It’s just sitting there, that “thing with feathers,” as described by Emily Dickinson, singing, waiting out the storm, asking nothing of that which inside it dwells. So sweet it is, so patient. So constant. But what’s the extent of its influence? What’s the best way to use it? Is it at risk? Does it run out? And just how is it actionable?

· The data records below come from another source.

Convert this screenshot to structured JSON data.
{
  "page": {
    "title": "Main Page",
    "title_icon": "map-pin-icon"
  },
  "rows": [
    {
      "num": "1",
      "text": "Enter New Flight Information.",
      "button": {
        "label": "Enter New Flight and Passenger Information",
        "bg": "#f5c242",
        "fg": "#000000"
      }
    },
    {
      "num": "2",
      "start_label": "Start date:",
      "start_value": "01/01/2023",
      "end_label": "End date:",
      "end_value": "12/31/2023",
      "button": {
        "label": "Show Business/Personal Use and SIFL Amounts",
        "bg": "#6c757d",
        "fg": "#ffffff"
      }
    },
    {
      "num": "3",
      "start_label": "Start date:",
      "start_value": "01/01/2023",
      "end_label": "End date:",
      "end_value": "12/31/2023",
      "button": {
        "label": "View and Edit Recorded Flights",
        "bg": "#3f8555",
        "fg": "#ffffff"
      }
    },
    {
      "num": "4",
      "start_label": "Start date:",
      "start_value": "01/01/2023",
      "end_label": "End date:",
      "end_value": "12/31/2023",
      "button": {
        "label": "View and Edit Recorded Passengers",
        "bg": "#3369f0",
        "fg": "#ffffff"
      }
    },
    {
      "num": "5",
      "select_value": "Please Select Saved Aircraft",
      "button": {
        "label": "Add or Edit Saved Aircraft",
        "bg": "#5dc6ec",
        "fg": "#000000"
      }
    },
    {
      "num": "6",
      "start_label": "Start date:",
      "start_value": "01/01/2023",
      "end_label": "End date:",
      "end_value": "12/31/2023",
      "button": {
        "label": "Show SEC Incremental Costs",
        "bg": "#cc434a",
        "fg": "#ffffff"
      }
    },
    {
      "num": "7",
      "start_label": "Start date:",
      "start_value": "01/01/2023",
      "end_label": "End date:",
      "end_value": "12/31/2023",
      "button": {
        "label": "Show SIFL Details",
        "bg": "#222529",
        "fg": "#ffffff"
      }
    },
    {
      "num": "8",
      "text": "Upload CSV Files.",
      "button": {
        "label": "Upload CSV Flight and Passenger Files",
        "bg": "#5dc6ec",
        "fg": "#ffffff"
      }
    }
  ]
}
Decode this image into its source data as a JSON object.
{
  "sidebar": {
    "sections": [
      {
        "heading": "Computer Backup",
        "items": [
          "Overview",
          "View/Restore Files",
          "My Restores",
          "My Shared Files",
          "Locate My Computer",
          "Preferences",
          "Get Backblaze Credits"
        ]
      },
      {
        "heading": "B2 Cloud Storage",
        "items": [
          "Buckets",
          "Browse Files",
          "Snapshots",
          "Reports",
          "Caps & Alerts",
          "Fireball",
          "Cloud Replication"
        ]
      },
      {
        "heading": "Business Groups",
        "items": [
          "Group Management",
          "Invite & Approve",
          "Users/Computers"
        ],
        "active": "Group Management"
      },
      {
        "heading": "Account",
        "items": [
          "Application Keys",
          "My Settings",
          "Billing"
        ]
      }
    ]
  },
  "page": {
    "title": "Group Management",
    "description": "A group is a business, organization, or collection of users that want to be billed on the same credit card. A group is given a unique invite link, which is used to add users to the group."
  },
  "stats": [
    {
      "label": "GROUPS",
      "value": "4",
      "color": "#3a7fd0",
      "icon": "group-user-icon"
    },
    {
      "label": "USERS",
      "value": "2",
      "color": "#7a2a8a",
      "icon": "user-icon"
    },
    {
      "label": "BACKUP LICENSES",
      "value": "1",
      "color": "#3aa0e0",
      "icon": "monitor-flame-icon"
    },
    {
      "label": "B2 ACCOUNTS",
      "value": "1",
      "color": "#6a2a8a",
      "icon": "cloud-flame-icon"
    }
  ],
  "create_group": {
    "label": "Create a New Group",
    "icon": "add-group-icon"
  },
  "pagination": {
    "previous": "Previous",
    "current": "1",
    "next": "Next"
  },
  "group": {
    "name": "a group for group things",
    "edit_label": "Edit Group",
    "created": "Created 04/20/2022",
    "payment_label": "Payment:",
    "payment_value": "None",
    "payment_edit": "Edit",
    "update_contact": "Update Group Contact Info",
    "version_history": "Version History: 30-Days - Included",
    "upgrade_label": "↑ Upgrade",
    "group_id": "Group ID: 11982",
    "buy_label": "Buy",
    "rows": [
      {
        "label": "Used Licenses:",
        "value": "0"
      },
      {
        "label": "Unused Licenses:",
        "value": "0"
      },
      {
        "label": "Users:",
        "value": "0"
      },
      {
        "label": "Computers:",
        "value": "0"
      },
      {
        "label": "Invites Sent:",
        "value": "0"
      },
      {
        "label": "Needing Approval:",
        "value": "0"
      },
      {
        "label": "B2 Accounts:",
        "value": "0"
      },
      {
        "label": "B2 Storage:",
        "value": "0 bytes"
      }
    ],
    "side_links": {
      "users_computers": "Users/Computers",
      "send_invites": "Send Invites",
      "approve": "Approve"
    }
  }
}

Helen Batchelder is a Hartt School (& J P Chapman)-trained vocalist, an historian, lecturer, and a fiction and non-fiction writer. Formerly the managing editor and content writer for The Protocol Journal of Botanical Medicine, she’s written on topics ranging from pharmacognosy to the internal pathways of pain. She’s served the town as a private tutor and the school as a title 1 tutor in special education. Most recently, Helen has given lectures on 19th century American Art, pre-18th century native habitation of central Massachusetts, and the philosophical yearnings of our New England Transcendentalists, and will speak on Rachel Carson at the Wakefield Trust in Milton in February. You can generally find her at Fruitlands Museum.